FAA clears Virgin Galactic to fly after investigation

Virgin Galactic has announced that it has been cleared to resume flight operations by the FAA. Virgin Galactic had been grounded following the conclusion of an FAA inquiry focusing on the spacecraft wandering outside of its flight clearance zone on its Unity 22 flight in July. The FAA has confirmed that Virgin had accepted the corrective actions bringing an end to the inquiry that started on August 11.

The corrective actions include using updated calculations to expand the protected airspace for future Virgin Galactic flights. That action will provide a larger area to ensure there's enough protected airspace for possible flight trajectories during future missions. The FAA also added additional steps to the flight procedures to ensure real-time mission notifications are sent to FAA Air Traffic Control.

Virgin Galactic CEO Michael Colgazer said the company's approach to spaceflight is guided by a "fundamental commitment" to safety. The executive says Virgin appreciates the thorough review by the FAA, noting updates to airspace and real-time mission notification protocols will improve the company's flight preparations in the future. The company is working towards the commercial launch of its spaceflight system.

With the FAA inquiry out of the way and Unity missions cleared to fly again, Virgin Galactic is currently focusing on pre-flight readiness for the Unity 23 mission. Unity 23 is a test flight performed in cooperation with the Italian Air Force. Currently, the flight window for the mission opens in mid-October.

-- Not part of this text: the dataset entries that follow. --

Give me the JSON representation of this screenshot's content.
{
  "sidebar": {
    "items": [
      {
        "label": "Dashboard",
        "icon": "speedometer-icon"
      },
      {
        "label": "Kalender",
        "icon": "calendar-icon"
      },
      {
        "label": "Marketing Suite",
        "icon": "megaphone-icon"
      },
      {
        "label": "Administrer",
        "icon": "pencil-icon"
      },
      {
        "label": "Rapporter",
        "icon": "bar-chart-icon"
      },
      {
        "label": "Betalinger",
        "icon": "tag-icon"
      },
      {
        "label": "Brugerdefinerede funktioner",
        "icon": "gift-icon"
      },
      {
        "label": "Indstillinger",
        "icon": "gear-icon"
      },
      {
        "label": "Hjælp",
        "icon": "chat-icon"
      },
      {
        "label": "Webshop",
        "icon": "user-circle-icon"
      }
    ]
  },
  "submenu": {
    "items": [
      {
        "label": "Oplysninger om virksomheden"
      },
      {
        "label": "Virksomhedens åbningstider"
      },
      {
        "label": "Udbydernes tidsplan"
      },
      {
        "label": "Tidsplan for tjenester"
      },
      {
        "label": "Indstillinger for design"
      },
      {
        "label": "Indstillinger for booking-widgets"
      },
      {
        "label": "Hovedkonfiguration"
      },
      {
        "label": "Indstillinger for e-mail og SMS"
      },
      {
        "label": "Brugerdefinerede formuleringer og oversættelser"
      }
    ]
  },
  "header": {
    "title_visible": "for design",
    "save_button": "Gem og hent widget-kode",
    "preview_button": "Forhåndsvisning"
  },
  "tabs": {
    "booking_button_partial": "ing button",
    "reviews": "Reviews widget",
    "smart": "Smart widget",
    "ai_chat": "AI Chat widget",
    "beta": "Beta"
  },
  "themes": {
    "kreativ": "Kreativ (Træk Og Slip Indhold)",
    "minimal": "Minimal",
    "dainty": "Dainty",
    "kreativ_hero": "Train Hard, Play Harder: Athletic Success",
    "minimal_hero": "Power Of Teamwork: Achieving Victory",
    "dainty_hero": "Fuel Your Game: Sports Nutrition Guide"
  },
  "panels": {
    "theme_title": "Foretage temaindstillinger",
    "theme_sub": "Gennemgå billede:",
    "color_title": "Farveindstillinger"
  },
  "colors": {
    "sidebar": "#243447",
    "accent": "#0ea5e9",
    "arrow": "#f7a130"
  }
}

Earlier this month, Virgin Galactic confirmed that during its preparations for Unity 23, a third-party supplier flagged potential manufacturing defects in a component of the spacecraft's flight control actuation system. Virgin is clear it wasn't sure if the defect was present in its spacecraft, and inspections were being conducted in partnership with the vendor. It's unclear at this time if those inspections have been completed.